● **Task**: Copy, from the entries below, each line in which the string "barajear" appears.
== Segment start ==
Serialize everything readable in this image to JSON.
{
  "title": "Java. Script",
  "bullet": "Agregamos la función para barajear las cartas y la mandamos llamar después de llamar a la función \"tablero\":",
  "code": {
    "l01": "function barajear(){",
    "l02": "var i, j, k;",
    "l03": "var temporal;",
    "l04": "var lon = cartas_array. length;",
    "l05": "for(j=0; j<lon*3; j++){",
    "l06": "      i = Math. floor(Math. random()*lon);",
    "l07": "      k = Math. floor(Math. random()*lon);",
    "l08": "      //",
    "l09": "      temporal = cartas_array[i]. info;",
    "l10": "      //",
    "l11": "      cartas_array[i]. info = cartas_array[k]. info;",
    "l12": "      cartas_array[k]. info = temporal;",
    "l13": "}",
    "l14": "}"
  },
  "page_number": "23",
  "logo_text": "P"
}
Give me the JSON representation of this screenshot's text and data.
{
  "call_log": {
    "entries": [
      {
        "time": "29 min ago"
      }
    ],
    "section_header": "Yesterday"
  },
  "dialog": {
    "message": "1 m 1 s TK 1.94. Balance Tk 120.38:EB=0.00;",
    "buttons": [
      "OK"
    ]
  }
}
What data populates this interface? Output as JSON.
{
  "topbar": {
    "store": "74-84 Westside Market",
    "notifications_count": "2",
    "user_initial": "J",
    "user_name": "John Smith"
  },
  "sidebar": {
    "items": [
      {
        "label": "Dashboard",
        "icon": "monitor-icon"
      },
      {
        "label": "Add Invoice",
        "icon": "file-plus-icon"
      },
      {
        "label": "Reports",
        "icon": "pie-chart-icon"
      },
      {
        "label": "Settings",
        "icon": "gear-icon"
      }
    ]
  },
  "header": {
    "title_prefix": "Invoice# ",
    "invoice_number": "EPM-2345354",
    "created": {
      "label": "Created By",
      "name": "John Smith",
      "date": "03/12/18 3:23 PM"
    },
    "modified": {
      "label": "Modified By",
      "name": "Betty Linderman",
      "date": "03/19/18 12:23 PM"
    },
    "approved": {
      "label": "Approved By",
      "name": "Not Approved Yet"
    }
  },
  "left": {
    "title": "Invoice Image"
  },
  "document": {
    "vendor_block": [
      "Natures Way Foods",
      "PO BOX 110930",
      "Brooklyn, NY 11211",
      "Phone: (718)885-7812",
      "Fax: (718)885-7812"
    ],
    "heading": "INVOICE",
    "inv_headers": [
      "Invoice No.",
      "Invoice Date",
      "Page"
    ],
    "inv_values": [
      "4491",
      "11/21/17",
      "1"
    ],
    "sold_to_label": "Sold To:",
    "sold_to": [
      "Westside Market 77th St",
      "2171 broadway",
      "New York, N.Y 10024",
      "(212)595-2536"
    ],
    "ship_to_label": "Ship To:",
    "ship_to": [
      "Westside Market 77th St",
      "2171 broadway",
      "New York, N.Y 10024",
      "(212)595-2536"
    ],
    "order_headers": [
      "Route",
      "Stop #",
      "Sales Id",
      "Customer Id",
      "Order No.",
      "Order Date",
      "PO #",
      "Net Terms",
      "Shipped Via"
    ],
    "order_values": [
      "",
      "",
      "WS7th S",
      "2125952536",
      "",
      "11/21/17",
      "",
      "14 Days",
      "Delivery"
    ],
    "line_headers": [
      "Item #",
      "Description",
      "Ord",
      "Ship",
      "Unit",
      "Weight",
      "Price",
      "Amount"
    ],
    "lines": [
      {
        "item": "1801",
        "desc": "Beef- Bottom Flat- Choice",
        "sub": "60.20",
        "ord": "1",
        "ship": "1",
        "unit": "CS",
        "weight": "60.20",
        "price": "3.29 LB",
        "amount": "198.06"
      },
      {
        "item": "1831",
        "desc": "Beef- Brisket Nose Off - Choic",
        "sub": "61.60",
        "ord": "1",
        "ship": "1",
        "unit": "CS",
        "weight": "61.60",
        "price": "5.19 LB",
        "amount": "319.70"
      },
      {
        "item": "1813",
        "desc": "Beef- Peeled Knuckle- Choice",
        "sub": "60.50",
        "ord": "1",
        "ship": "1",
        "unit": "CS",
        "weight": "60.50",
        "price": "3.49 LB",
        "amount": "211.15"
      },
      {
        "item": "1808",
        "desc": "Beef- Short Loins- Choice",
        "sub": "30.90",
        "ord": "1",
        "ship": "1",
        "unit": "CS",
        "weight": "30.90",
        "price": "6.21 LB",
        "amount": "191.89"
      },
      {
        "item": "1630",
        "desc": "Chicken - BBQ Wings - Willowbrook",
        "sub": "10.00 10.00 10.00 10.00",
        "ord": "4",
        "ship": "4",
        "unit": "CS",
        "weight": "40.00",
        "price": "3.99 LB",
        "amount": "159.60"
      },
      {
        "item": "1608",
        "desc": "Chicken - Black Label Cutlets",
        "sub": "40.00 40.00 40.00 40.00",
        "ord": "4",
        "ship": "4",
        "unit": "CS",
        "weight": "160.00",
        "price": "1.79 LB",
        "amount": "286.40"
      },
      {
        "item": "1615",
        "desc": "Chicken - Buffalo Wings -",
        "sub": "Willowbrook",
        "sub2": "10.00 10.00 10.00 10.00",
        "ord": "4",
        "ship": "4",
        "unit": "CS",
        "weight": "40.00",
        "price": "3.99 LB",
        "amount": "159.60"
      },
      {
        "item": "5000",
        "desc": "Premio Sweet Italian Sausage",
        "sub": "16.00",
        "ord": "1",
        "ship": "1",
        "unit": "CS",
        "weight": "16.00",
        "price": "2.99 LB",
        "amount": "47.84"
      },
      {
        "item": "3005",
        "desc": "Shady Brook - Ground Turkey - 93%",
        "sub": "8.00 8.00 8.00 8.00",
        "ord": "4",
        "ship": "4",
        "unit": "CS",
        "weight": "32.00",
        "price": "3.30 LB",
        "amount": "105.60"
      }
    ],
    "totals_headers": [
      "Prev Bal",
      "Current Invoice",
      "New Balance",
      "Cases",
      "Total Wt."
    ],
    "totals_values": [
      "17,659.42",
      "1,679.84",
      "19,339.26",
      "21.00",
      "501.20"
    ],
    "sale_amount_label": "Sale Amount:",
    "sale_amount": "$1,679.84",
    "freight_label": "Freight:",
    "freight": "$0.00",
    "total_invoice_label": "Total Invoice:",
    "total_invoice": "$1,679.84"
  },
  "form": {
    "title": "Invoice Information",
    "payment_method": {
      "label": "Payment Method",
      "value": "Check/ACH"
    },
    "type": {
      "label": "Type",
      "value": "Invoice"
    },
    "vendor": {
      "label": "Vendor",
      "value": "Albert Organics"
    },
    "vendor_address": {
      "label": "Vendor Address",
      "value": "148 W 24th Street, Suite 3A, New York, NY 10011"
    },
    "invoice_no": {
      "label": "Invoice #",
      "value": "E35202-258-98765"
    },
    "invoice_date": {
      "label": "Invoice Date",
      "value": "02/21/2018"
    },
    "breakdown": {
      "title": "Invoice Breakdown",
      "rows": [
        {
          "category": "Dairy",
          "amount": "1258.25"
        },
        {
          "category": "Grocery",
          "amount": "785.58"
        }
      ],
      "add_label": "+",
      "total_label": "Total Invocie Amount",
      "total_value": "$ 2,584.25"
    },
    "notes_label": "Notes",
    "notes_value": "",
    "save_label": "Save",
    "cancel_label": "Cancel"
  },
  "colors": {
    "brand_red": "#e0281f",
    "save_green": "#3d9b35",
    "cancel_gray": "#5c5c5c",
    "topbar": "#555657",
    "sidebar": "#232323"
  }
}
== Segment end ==
● **Answer to this problem**:
  "bullet": "Agregamos la función para barajear las cartas y la mandamos llamar después de llamar a la función \"tablero\":",
    "l01": "function barajear(){",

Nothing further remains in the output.